You can get into some pretty decent green lanes in this part of the world, but if you just fancy a ride through beautiful countryside you don’t need a TRF subscription, although some knobblies wouldn’t go amiss. I used to ride my Ninja fast around many of Shropshire’s flowing A-roads, but they have been so neglected over the last decade that it can be hard to tell where the A41 ends and the fields begin. These days, I fill the gaping tank on my old Africa Twin, grimace as the numbers on the pump flick by, and then launch that stubborn old mule down the backroads, through places with more letters in their names than houses in their vicinity: Woolaston, Frodesley, Picklescott and Ratlinghope (the latter pronounced Ratchup, believe it or not).
You don’t have to ride for hundreds of miles to find solitude in Shropshire

And what better way to experience these places, goggles flecked with flies and mud, up on the pegs, slipping and sliding across rutted old right-of ways… real agricultural riding in a county practically made for it.

I will admit to a certain bias in this article; I am, as the poem goes, a Shropshire Lad. I grew up with one eye on the Wrekin and another firmly set on the shining lights of London. But after too many long days and short nights in the metropolis, I had a longing for the rose-tinted purity of Houseman’s ‘blue remembered hills’ – so I loaded up my belongings and aimed my Kawasaki northwards. Somewhere around Oxford the air rushing through my visor noticeably cleared; the pollutants eased, the oxygen content rose and with memories of barmy Camberwell evenings drunk on youth and wine packed up safe in my panniers, I eased the old green Ninja down through the cavernous walls that line the roadside about where the M54 becomes the A5 and felt myself sinking back into that familiar pastoral mindset.

Ah, distractions distractions… But now it’s time to kick down the sidestand of the Africa Twin and take a gentle stroll up towards the Stiperstones; another huge undulating hillside, this one topped with a jagged quartzite ridge, part of which has come to be known as the Devil’s Chair. Climb the summit, take a seat and enjoy a tremendous view across Shropshire and into Wales.

Watching the sun set from the Devil’s Chair atop the Stiperstones

And somehow we have come full circle: fossils, rocks, Stiperstones. A strange ride for sure, across the southern half of a county that has played a pivotal role in both the history of the British Isles and that of the modern world. How strange then that such a critical junction in the pathways of history should be so easily overlooked.
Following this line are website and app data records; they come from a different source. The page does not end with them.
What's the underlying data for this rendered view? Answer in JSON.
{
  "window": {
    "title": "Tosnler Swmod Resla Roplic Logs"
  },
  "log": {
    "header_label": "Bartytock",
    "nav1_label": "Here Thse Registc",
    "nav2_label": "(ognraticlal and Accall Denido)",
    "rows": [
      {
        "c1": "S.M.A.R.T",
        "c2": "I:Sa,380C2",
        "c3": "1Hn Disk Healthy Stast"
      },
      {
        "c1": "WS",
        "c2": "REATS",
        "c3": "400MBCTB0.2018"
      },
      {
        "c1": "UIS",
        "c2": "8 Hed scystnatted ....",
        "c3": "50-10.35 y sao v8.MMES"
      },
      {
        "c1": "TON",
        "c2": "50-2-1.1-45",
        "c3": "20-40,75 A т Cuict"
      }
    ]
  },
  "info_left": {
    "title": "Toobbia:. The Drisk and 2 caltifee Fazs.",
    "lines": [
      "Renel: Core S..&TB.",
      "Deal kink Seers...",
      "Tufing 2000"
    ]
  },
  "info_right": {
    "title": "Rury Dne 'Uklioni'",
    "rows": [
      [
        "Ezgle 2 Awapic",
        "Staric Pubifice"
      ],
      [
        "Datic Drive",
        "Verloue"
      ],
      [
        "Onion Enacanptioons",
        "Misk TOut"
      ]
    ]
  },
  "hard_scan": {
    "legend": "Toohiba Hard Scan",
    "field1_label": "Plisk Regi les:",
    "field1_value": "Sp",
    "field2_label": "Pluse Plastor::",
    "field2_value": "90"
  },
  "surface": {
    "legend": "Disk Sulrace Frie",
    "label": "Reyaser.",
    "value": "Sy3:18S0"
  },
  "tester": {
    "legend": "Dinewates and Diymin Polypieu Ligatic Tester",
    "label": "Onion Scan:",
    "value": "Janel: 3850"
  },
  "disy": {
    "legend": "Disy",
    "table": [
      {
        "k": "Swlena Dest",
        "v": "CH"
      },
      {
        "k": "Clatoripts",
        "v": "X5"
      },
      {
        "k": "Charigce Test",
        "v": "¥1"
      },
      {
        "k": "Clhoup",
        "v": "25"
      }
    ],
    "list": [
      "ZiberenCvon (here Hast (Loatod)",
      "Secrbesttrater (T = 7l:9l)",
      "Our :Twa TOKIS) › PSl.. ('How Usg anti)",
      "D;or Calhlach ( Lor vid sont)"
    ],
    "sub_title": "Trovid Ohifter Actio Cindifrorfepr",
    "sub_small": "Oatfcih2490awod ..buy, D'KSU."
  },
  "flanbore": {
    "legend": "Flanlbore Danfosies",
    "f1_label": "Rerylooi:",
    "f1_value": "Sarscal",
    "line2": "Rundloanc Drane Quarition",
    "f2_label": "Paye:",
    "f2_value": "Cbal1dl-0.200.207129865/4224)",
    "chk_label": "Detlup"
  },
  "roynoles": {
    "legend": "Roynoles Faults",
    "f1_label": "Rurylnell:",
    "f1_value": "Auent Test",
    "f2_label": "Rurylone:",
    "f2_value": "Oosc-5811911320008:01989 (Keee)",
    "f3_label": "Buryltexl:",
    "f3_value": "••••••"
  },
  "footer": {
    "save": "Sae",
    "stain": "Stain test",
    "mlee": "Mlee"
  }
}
Do yourself a favour; if you happen to be crossing England, north to south, east to west, or any other direction that takes your fancy, make sure you spend a few days exploring the old Shire I call home.

Kevin Turner will be presenting at this year’s Overland Event. He is the author of the Hapless biker books, more information on which can be found at: